▸ Records supplied:
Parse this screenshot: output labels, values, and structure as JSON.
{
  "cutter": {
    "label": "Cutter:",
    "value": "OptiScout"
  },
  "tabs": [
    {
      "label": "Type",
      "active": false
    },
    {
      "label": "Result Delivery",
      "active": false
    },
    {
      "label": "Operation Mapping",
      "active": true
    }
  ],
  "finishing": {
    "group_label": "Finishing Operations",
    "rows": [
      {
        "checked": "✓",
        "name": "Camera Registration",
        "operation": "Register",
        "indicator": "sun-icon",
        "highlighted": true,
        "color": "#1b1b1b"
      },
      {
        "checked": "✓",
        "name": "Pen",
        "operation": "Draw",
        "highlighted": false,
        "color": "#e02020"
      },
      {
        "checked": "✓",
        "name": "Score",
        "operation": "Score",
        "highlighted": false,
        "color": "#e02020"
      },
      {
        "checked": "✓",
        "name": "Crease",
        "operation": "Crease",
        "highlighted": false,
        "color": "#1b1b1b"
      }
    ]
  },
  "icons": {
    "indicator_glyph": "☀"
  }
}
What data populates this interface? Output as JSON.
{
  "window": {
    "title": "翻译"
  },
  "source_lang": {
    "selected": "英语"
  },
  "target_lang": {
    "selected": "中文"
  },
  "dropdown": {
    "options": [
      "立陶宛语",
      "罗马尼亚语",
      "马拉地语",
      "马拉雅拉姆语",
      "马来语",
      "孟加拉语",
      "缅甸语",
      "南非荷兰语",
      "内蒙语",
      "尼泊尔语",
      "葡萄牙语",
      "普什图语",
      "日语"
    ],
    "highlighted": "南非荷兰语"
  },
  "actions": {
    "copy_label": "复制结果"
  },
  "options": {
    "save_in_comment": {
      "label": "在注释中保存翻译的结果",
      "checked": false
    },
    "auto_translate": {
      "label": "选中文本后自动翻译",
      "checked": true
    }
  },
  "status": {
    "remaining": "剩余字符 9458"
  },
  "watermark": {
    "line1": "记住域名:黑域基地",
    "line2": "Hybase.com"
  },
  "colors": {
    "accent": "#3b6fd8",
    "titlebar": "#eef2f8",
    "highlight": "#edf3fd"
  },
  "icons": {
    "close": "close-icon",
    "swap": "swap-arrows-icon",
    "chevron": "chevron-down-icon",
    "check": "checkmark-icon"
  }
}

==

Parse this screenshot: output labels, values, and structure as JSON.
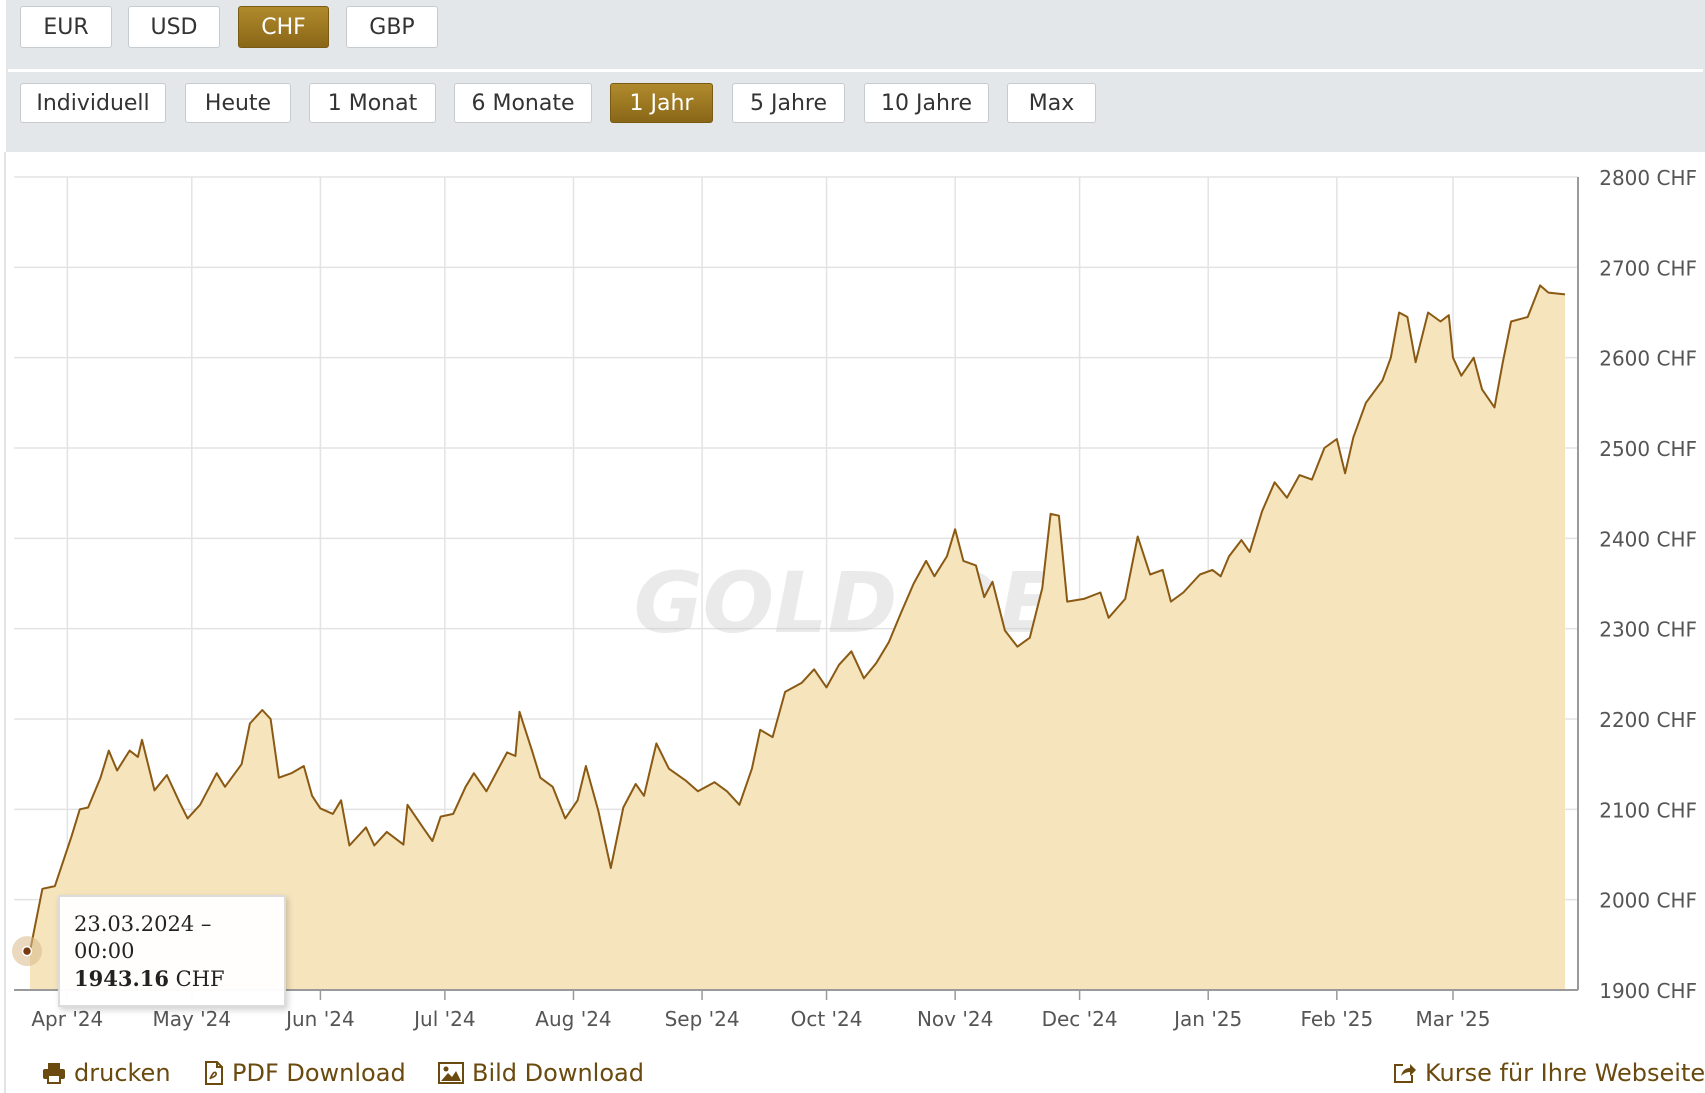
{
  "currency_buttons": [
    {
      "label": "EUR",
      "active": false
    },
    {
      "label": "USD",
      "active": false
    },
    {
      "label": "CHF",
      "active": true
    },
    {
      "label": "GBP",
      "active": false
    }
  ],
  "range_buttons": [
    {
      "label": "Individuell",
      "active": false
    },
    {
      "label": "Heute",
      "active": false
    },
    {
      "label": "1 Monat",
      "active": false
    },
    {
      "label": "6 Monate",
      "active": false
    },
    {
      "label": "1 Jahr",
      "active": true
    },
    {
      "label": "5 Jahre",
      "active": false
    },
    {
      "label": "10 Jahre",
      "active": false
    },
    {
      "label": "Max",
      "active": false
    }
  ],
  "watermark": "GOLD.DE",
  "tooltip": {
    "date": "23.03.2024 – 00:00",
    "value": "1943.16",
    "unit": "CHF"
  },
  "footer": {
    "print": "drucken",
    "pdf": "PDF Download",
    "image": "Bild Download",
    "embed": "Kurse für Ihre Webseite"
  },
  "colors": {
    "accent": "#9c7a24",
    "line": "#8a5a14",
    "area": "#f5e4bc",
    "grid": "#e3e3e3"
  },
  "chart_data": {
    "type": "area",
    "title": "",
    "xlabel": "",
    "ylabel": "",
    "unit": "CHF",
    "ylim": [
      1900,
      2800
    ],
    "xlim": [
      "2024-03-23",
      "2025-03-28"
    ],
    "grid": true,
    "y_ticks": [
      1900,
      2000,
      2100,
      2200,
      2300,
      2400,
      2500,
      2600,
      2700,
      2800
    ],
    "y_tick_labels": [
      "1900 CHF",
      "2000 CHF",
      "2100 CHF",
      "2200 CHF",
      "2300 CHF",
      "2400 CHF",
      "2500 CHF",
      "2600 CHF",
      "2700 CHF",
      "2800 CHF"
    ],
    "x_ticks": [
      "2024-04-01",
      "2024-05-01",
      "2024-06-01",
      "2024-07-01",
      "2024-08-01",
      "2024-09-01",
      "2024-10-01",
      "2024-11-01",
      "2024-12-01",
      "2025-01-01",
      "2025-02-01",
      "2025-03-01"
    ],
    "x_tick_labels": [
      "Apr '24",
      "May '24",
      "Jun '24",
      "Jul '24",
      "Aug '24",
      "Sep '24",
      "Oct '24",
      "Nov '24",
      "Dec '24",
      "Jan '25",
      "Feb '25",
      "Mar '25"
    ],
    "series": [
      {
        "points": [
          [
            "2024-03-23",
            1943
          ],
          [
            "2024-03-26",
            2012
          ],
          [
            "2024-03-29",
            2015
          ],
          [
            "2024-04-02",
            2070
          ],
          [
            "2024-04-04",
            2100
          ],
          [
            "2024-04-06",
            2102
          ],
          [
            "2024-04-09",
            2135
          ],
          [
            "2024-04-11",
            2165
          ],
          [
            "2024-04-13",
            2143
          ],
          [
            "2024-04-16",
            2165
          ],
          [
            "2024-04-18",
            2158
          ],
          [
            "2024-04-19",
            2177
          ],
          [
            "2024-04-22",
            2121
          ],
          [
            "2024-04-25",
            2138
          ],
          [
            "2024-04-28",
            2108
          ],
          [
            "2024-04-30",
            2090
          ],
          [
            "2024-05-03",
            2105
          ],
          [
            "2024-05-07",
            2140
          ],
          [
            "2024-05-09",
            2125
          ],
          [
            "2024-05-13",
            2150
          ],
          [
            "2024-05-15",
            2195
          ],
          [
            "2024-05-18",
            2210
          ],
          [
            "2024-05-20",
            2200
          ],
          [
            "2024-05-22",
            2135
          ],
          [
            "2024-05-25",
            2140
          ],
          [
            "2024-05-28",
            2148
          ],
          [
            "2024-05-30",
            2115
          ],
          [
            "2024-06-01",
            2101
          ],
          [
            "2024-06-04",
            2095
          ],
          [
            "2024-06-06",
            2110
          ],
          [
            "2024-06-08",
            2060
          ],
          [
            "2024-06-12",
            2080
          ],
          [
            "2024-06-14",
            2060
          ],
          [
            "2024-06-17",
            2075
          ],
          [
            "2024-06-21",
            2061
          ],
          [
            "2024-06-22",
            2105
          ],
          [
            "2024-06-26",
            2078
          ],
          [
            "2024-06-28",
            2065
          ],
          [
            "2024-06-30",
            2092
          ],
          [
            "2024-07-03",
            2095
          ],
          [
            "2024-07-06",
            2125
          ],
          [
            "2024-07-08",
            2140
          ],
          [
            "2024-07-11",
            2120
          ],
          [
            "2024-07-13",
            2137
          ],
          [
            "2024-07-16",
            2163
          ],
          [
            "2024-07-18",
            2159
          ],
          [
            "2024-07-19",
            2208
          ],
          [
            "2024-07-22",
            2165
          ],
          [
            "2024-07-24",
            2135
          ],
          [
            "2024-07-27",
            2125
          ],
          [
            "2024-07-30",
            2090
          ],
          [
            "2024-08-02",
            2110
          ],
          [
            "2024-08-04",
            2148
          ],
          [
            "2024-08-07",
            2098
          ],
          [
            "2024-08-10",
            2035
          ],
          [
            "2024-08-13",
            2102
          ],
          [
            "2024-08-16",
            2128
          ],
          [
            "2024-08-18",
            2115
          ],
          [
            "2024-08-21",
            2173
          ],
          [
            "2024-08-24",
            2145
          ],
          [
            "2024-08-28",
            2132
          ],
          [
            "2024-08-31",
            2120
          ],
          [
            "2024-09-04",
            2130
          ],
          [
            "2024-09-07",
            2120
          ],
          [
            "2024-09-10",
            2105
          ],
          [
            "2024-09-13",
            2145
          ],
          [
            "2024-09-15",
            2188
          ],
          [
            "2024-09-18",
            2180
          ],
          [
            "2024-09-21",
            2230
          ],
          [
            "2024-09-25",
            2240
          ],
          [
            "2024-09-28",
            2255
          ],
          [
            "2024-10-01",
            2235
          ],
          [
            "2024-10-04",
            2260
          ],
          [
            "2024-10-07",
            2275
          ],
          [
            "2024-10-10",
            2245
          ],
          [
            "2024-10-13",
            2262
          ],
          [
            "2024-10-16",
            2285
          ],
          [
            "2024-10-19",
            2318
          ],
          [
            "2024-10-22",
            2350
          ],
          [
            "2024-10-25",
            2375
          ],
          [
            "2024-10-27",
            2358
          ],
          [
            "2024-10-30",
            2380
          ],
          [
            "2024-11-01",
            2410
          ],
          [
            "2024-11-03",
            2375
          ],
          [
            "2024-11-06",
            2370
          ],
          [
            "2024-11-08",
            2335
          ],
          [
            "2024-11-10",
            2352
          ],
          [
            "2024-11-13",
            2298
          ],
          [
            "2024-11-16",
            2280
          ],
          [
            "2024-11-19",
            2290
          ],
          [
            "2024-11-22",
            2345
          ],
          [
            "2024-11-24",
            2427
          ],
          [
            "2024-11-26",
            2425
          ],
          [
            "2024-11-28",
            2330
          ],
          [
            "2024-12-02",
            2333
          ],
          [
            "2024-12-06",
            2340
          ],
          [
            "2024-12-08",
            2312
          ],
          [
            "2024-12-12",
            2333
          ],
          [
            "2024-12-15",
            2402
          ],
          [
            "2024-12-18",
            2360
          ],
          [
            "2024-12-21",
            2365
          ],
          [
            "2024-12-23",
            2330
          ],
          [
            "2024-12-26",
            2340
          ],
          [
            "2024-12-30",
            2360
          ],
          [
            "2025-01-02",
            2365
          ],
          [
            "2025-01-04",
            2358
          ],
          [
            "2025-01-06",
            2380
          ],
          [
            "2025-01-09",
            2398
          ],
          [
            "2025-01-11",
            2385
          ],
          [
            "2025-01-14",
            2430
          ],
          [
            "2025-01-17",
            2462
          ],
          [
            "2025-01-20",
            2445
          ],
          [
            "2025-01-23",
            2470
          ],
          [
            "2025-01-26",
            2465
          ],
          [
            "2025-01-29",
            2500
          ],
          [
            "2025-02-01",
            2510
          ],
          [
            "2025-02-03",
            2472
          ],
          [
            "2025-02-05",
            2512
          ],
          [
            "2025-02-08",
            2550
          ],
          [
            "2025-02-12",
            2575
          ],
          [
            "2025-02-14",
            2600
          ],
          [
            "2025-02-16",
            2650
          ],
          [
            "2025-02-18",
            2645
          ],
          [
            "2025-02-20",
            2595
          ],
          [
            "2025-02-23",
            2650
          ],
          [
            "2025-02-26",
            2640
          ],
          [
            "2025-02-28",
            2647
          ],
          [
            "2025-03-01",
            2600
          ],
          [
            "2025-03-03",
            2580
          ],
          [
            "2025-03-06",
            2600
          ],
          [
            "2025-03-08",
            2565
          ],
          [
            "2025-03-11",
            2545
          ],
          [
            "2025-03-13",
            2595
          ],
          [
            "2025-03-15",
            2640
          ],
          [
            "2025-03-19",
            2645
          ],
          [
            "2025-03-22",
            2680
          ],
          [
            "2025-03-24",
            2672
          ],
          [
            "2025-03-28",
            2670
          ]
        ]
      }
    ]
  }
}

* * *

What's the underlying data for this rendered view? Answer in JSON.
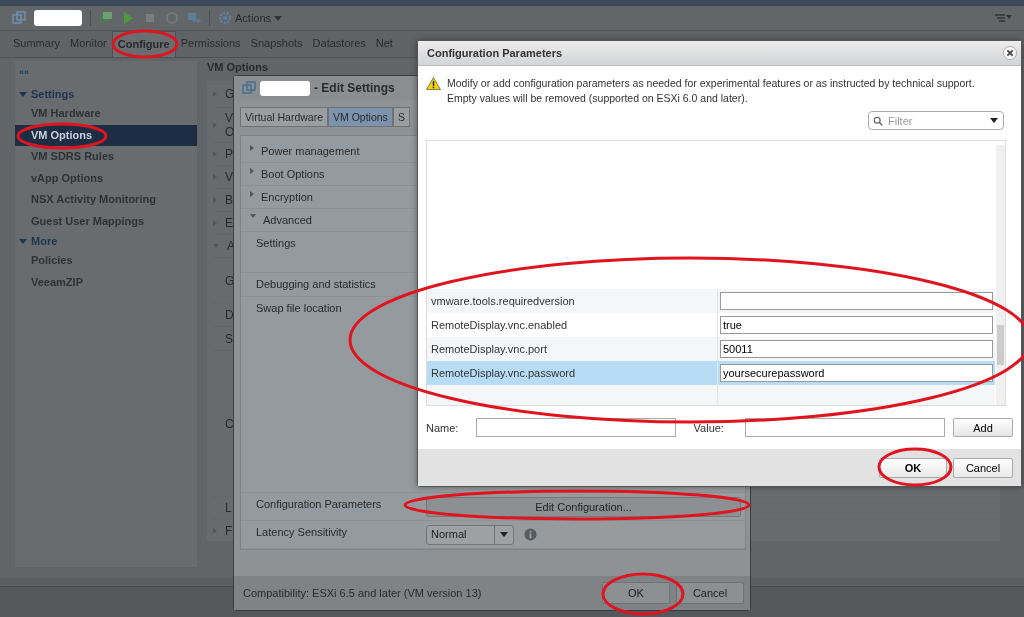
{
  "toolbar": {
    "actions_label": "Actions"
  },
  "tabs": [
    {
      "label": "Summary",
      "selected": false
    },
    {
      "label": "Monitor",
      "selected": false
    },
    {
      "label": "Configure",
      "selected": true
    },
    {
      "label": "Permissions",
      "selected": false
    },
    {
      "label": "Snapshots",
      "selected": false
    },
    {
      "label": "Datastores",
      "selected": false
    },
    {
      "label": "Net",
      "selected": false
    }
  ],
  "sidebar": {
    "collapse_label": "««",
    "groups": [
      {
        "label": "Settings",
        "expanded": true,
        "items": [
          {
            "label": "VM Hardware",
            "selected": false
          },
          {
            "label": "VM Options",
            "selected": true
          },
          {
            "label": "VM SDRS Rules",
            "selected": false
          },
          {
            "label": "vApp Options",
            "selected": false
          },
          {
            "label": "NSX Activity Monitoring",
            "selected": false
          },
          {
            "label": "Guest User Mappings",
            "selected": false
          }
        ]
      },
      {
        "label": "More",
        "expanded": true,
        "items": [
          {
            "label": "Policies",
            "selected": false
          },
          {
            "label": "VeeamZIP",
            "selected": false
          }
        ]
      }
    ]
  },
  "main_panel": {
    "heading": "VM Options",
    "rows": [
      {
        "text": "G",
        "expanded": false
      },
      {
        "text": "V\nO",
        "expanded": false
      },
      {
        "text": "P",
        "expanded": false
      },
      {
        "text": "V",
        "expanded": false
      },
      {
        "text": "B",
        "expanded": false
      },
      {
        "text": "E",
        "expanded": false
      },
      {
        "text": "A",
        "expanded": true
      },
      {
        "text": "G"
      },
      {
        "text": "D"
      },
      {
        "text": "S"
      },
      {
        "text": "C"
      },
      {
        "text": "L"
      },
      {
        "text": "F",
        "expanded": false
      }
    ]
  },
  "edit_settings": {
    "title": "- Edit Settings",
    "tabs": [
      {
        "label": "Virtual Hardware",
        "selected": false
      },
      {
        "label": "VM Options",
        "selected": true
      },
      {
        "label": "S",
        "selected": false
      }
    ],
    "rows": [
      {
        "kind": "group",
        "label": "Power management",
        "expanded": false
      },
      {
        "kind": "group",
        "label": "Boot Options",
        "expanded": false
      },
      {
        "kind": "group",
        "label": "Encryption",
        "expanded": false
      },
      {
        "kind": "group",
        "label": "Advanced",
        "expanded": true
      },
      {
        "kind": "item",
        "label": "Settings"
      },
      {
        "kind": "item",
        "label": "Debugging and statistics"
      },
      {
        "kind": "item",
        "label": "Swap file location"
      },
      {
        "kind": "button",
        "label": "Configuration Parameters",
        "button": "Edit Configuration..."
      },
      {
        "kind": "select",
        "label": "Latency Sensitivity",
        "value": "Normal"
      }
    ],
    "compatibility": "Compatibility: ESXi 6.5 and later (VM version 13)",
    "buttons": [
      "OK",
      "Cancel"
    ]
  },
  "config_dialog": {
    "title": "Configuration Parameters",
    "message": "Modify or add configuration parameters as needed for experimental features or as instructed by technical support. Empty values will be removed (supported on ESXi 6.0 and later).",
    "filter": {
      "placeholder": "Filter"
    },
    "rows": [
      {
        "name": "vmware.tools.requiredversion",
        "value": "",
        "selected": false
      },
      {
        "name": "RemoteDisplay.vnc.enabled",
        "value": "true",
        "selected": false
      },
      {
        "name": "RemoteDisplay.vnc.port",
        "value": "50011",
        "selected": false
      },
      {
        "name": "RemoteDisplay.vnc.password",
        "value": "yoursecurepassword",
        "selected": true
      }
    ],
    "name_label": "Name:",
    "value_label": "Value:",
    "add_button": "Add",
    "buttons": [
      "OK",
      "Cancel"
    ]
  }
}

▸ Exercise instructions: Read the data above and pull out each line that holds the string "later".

▸ Result:
    "compatibility": "Compatibility: ESXi 6.5 and later (VM version 13)",
    "message": "Modify or add configuration parameters as needed for experimental features or as instructed by technical support. Empty values will be removed (supported on ESXi 6.0 and later).",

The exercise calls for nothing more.